= PROBLEM DETAILS =
Pull every line that holds the word "left" from the entries.

= DATA FOR ANALYSIS =

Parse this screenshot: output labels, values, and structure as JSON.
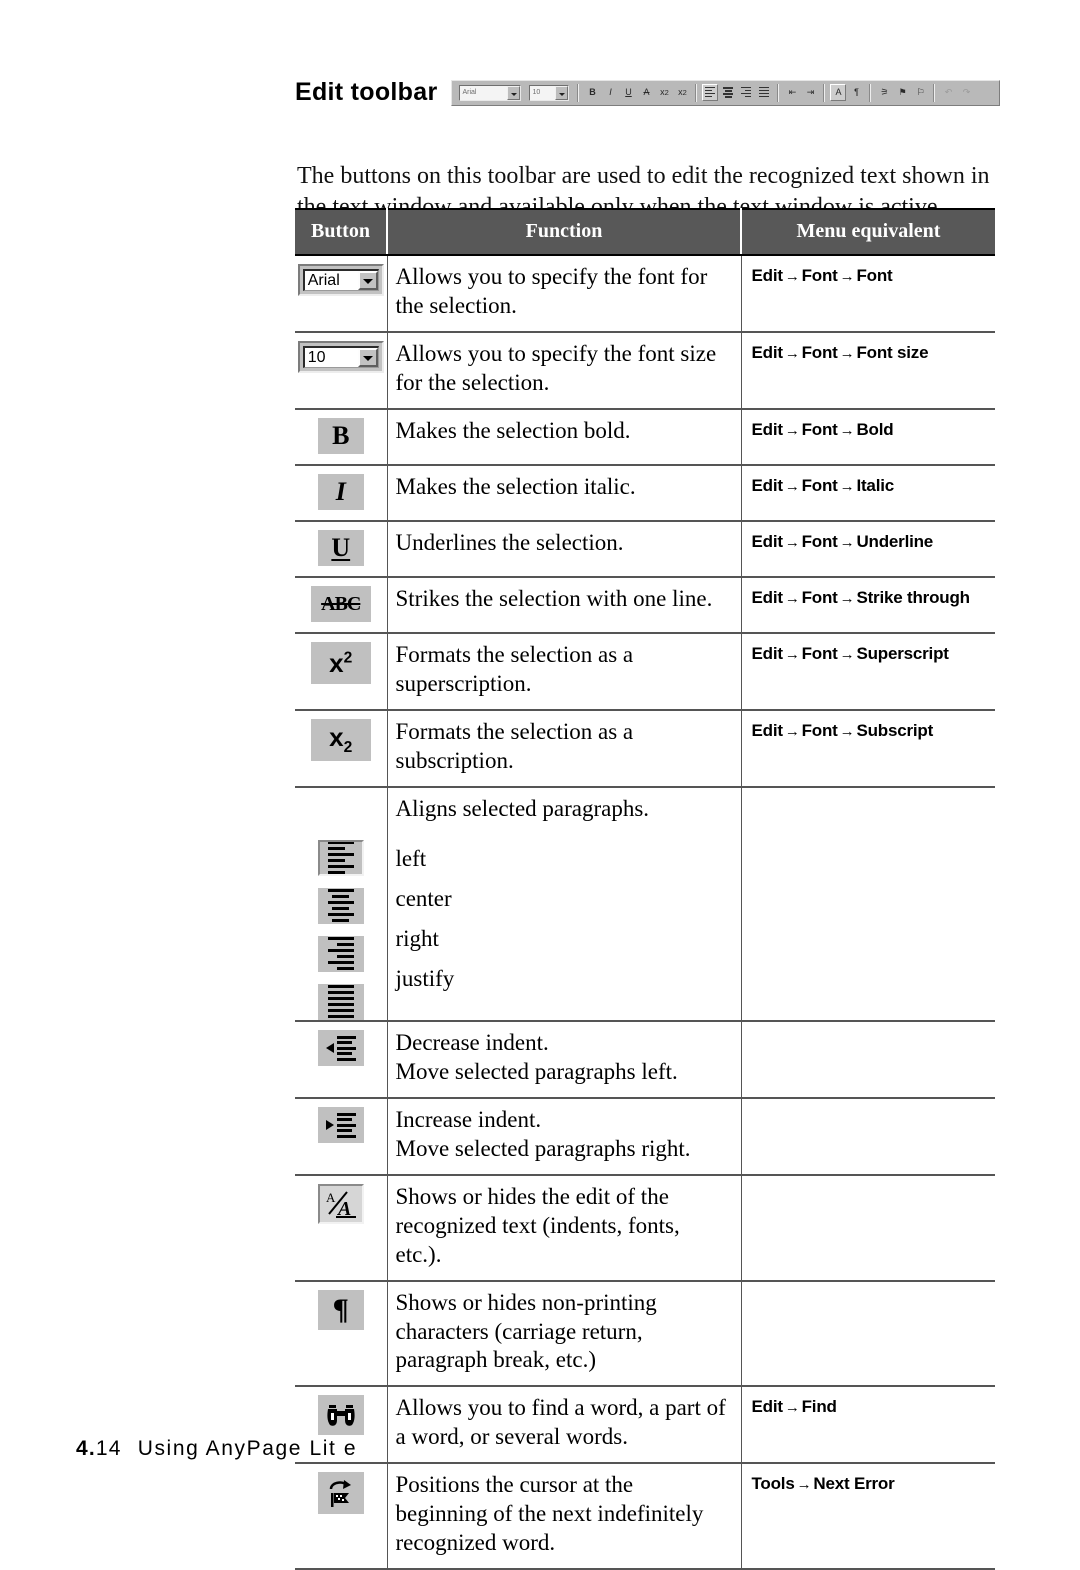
{
  "page": {
    "heading": "Edit toolbar",
    "intro": "The buttons on this toolbar are used to edit the recognized text shown in the text window and available only when the text window is active.",
    "footer": {
      "page_major": "4.",
      "page_minor": "14",
      "title": "Using AnyPage Lit e"
    }
  },
  "toolbar_strip": {
    "font_combo_value": "Arial",
    "size_combo_value": "10",
    "buttons": [
      "bold-button",
      "italic-button",
      "underline-button",
      "strikethrough-button",
      "superscript-button",
      "subscript-button",
      "align-left-button",
      "align-center-button",
      "align-right-button",
      "align-justify-button",
      "decrease-indent-button",
      "increase-indent-button",
      "toggle-format-view-button",
      "show-nonprinting-button",
      "find-button",
      "next-error-button",
      "prev-error-button",
      "undo-button",
      "redo-button"
    ]
  },
  "table": {
    "headers": [
      "Button",
      "Function",
      "Menu equivalent"
    ],
    "rows": [
      {
        "icon": "font-name-combo",
        "function": "Allows you to specify the font for the selection.",
        "menu": [
          "Edit",
          "Font",
          "Font"
        ]
      },
      {
        "icon": "font-size-combo",
        "function": "Allows you to specify the font size for the selection.",
        "menu": [
          "Edit",
          "Font",
          "Font size"
        ]
      },
      {
        "icon": "bold-button",
        "function": "Makes the selection bold.",
        "menu": [
          "Edit",
          "Font",
          "Bold"
        ]
      },
      {
        "icon": "italic-button",
        "function": "Makes the selection italic.",
        "menu": [
          "Edit",
          "Font",
          "Italic"
        ]
      },
      {
        "icon": "underline-button",
        "function": "Underlines the selection.",
        "menu": [
          "Edit",
          "Font",
          "Underline"
        ]
      },
      {
        "icon": "strikethrough-button",
        "function": "Strikes the selection with one line.",
        "menu": [
          "Edit",
          "Font",
          "Strike through"
        ]
      },
      {
        "icon": "superscript-button",
        "function": "Formats the selection as a superscription.",
        "menu": [
          "Edit",
          "Font",
          "Superscript"
        ]
      },
      {
        "icon": "subscript-button",
        "function": "Formats the selection as a subscription.",
        "menu": [
          "Edit",
          "Font",
          "Subscript"
        ]
      }
    ],
    "align_row": {
      "lead": "Aligns selected paragraphs.",
      "options": [
        "left",
        "center",
        "right",
        "justify"
      ],
      "menu": ""
    },
    "tail_rows": [
      {
        "icon": "decrease-indent-button",
        "function_lines": [
          "Decrease indent.",
          "Move selected paragraphs left."
        ],
        "menu": []
      },
      {
        "icon": "increase-indent-button",
        "function_lines": [
          "Increase indent.",
          "Move selected paragraphs right."
        ],
        "menu": []
      },
      {
        "icon": "toggle-format-view-button",
        "function_lines": [
          "Shows or hides the edit of the",
          "recognized text (indents, fonts, etc.)."
        ],
        "menu": []
      },
      {
        "icon": "show-nonprinting-button",
        "function_lines": [
          "Shows or hides non-printing",
          "characters (carriage return,",
          "paragraph break, etc.)"
        ],
        "menu": []
      },
      {
        "icon": "find-button",
        "function_lines": [
          "Allows you to find a word, a part of",
          "a word, or several words."
        ],
        "menu": [
          "Edit",
          "Find"
        ]
      },
      {
        "icon": "next-error-button",
        "function_lines": [
          "Positions the cursor at the",
          "beginning of the next indefinitely",
          "recognized word."
        ],
        "menu": [
          "Tools",
          "Next Error"
        ]
      }
    ]
  },
  "colors": {
    "header_bg": "#585858",
    "button_face": "#c0c0c0",
    "rule": "#555555"
  }
}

= SOLUTION TO THIS PROBLEM =
      "align-left-button",
        "left",
          "Move selected paragraphs left."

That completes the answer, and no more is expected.